Talking House is a practice-based PhD that departs from a building-as-research to investigate proximity. It draws its methodology from crafting, anthropology and creative research, rather than a traditional hypothesis based thesis. This is necessary due to the ambiguity of the subject, as the effect of proximity and space on personal interaction is phenomenological in nature and difficult to measure quantitatively.
The methodology is divided into three broad steps:
- The creation of environments. These are hand crafted spaces, and draw on my experience as an architect, my knowledge and feeling for materials and space, including previous study on the Japanese teahouse. This is supported by architectural models, drawings, and design reports.
- Sharing and using of the spaces. This takes the form of exhibitions, events and ‘performances’, in which I act as host in a variety of situations. (This includes finding ways to develop and encourage the trust necessary to share these intimate spaces. Inviting and planning gatherings where it is important to have a dialogue that allows for free flow, without a script).
- Finally, a written thesis that will offer a reflective narrative and qualitative analysis, supported by architectural models, drawings and descriptive reports (lived experience description).
Talking House is an experimental architecture, looking for a multiple perspective of space such as build spaces, shared spaces, imaginary spaces, relational spaces, conversational space,….Representing architecture at the junction of cultural, social, functional, economic and ecological factors. In doing so, this creates the possibility for new knowledges between building, writing, testing, sharing and debating.

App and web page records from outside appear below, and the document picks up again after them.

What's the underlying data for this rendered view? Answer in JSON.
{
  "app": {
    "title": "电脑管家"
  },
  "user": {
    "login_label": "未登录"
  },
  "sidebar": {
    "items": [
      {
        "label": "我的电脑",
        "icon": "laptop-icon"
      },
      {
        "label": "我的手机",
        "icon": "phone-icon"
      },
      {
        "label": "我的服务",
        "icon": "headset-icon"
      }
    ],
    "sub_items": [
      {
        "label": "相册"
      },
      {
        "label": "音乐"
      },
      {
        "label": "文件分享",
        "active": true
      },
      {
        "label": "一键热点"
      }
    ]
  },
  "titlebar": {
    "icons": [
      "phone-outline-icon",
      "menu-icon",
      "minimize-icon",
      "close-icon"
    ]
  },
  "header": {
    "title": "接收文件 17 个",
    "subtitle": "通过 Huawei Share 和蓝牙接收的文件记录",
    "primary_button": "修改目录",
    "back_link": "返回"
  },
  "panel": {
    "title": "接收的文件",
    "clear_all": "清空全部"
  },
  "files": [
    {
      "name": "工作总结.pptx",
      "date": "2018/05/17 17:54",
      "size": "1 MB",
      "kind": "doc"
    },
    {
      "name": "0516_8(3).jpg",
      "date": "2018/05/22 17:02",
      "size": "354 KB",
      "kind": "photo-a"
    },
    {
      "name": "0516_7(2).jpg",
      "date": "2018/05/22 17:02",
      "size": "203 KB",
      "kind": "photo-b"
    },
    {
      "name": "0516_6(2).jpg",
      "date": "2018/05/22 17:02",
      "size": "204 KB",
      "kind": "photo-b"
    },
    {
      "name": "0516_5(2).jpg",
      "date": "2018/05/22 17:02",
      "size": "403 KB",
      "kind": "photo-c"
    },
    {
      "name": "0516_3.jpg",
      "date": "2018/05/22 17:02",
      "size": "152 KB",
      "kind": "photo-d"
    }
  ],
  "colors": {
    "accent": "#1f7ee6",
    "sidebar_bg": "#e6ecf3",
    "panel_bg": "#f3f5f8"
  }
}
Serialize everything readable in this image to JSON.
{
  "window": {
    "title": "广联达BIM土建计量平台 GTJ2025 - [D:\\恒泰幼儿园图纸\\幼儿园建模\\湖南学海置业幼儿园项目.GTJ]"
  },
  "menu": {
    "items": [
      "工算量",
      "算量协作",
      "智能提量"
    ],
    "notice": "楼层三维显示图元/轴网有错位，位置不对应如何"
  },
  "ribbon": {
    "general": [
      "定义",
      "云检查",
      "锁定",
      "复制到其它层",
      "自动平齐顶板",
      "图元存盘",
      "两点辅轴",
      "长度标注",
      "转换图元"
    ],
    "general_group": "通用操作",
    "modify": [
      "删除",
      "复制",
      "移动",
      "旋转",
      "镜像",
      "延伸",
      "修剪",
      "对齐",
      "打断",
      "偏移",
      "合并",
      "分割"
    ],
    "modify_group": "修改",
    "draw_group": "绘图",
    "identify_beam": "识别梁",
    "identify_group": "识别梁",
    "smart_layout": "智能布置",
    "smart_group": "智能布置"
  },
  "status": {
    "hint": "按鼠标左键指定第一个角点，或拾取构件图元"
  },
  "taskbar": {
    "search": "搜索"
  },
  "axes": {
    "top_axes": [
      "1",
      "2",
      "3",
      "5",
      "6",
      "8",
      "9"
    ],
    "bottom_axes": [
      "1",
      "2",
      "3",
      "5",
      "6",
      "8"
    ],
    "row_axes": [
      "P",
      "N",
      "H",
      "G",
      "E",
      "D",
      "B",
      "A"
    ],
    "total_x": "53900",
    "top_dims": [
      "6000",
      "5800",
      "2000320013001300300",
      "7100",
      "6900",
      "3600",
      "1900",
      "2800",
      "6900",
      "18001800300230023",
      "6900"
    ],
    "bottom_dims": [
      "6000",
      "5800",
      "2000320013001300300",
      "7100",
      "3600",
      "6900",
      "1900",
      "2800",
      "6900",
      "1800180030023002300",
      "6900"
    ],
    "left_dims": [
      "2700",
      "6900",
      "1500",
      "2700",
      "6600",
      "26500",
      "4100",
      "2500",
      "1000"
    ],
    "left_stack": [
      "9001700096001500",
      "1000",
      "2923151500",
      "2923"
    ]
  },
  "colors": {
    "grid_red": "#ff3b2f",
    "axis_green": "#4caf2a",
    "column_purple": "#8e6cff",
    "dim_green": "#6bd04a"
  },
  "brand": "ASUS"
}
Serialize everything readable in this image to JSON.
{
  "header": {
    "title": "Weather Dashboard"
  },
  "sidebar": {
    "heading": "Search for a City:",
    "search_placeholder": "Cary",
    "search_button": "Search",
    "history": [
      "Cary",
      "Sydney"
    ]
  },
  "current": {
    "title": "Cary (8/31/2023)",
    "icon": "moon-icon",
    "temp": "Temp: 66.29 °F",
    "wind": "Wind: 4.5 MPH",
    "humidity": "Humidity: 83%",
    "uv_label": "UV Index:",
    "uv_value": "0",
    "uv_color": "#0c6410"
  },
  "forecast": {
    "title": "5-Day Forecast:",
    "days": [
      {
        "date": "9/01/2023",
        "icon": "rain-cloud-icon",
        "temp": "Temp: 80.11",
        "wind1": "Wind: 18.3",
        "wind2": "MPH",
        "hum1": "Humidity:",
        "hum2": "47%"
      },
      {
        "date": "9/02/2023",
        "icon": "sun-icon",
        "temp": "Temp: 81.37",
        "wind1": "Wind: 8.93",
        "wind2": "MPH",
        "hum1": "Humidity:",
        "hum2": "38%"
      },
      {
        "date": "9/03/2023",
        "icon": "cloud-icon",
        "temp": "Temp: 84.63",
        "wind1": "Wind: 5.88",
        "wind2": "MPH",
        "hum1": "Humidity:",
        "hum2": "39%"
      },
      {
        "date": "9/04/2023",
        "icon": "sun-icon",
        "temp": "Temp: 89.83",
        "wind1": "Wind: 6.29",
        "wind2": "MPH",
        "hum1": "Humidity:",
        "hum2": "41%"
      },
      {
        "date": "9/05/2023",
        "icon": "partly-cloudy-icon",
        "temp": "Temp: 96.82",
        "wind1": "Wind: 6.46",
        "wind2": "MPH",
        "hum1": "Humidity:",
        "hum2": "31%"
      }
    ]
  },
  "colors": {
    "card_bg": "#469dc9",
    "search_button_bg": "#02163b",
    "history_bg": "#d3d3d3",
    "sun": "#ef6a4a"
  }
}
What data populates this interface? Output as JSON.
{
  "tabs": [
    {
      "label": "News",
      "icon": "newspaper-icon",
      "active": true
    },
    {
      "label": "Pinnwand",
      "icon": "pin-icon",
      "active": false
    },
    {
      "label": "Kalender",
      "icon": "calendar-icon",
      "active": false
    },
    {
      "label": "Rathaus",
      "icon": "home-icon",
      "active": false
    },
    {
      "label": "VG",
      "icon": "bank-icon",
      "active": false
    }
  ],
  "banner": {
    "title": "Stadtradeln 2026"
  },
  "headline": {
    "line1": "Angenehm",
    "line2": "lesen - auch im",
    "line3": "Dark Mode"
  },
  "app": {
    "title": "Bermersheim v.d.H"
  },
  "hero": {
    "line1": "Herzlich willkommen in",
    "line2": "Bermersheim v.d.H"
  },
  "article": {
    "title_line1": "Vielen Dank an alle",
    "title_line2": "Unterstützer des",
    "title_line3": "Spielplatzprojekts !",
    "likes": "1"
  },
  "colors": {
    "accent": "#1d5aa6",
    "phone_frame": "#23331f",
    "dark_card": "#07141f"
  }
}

For the conference Talking House invites other researchers to a site-specific conversation (in and about Talking House).